IHCantabria research staff develop a remote sensing model to reduce the vulnerability of aquatic ecosystems to erosion.
IHCantabria’s Research Staff has a place in the special issue “New Insights into Ecosystem Monitoring Using Geospatial Techniques” of the journal Remote Sensing with the article entitled “From Forest Dynamics to Wetland Siltation in Mountainous Landscapes: A RS-Based Framework for Enhancing Erosion Control”.
The existing natural balance provided by ecosystems has been modified as a consequence of various anthropogenic activities. In a context of global change, services as important as water quality or erosion control have been affected, among other aspects, by changes in land use and land cover, the most significant being related to the disappearance or fragmentation of forest masses, the loss of soil through erosion and the contamination of rivers and underground aquifers.

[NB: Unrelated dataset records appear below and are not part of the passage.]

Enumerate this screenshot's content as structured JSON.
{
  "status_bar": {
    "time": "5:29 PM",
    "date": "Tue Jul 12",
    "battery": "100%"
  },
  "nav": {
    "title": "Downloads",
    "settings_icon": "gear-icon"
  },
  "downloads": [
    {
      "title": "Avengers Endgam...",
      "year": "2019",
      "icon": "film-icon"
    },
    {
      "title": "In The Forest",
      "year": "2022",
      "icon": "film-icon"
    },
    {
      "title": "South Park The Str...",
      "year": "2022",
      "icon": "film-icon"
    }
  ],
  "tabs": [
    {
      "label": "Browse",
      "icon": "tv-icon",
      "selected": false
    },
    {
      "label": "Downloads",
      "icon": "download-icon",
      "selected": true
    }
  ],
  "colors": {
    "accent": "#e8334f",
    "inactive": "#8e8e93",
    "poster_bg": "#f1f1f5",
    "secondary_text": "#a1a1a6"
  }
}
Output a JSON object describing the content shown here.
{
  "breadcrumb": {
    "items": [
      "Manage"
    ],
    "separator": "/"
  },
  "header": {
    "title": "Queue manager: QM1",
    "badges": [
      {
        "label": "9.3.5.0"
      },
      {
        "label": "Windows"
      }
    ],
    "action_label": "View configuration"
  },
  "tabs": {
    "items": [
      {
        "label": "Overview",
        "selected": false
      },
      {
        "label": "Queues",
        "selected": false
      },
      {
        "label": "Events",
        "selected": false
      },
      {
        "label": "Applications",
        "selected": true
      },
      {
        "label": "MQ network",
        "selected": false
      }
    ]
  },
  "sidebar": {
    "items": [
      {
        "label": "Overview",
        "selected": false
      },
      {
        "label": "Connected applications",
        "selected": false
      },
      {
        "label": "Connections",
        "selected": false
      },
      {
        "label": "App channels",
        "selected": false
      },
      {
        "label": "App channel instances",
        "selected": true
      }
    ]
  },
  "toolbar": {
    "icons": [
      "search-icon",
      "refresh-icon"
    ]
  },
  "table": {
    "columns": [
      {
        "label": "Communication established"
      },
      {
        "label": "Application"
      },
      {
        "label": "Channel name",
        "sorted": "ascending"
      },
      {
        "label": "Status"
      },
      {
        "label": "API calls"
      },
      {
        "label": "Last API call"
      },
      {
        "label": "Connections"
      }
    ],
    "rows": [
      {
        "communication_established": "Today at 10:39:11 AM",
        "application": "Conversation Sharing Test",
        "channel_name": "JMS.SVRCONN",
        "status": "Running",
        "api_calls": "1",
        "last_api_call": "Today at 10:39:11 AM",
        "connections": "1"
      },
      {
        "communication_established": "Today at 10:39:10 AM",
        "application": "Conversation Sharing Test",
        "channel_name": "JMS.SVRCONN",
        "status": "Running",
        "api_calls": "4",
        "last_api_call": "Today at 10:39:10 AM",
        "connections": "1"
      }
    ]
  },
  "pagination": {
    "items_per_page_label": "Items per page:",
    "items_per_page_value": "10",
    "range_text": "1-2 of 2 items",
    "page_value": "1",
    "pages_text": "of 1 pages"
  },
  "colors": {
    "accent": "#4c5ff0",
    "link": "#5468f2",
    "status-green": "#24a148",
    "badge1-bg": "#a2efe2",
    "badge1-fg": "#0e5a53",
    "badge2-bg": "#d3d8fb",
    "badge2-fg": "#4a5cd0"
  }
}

Water is one of the most valuable and limited resources for biodiversity, so a comprehensive knowledge of the functioning of water-related ecosystems is essential to develop an integrated management scheme to ensure their rational and sustainable use. It should also be noted that forests play an important role in the functions of aquatic ecosystems, maintaining soil structure and reducing the contribution of erosion, which represents one of the greatest threats to their conservation, especially in wetlands. In addition, forest stands help to reduce erosion processes in the headwaters of river basins.
The work area is located in the catchment areas of the Sella, Cares and Deva rivers to map the forest dynamics and the distribution of wetlands in the Picos de Europa National Park (specifically on the northern slope of the Cantabrian Mountains).
This work develops a remote sensing modelling approach to identify optimal areas for implementing nature-based solutions (SBN), specifically conservation and restoration of natural forests on slopes and riverbanks, to reduce the vulnerability of aquatic ecosystems in mountainous regions to the effects of erosion and pollution from surface runoff.
To this end, a series of specific analyses have been carried out. Firstly, the mapping of land use and land cover dynamics over the last 40 years, followed by a modelling of forest expansion in a future scenario for the year 2050. On the other hand, the current distribution of wetlands was mapped, supported by extensive fieldwork and photo-interpretation. Finally, landscape and topographic processes related to sediment production, transport and deposition in the receiving aquatic systems are modelled.
With all this information and through a multi-criteria analysis, potential areas are identified for the implementation of SBNs related to the conservation and restoration of natural forests in the study area, which can reduce the risk of soil erosion and maximise sediment filtration, respectively.
The results show a network pattern of SBNs for forest management that would control erosion effects in space and time at three levels:
By reducing the erosive load originating uphill in headwaters of watersheds due to the absence of forest cover.
By reducing sediment runoff into watercourses.
In the absence of the above barriers, by trapping erosion near the receiving systems, i.e. wetlands, understood as the main axes of rivers and their tributaries.
In conclusion, this proposed methodology can be transferred to other mountainous regions, allowing the optimisation of actions for erosion prevention and wetland conservation by defining only very specific areas of the landscape for habitat management, which through a stratified approach would not only address the slowing down of erosion processes in the short and long term, but would do so in a more efficient way.
The project within which this study is framed is ‘LIFE DIVAQUA: improving aquatic diversity in Picos de Europa’, https://lifedivaqua.com/, whose main objective is the restoration of aquatic ecosystems of the Natura 2000 Network in the Picos de Europa National Park and its surroundings to improve the conservation status of aquatic habitats and species of Community interest.
The LIFE DIVAQUA project has the financial contribution of the LIFE Programme of the European Union. It is coordinated by the University of Cantabria through the Institute of Environmental Hydraulics. Its beneficiary partners are the Consejo Superior de Investigaciones Científicas (CSIC), the Centro Tecnológico Agrario y Agroalimentario Itagra.CT, Repsol, Fundación Instituto de Hidráulica Ambiental Cantabria, the NGO Red Cambera and the regional governments of the Principality of Asturias and the Junta de Castilla y León. It is co-financed by the Regional Ministry of Rural Development, Livestock, Fisheries, Food and Environment of the Government of Cantabria and the company Navarro Generación.
Abstract of the paper: https://www.mdpi.com/2072-4292/14/8/1864
Open download of the PDF version: https://www.mdpi.com/2072-4292/14/8/1864/pdf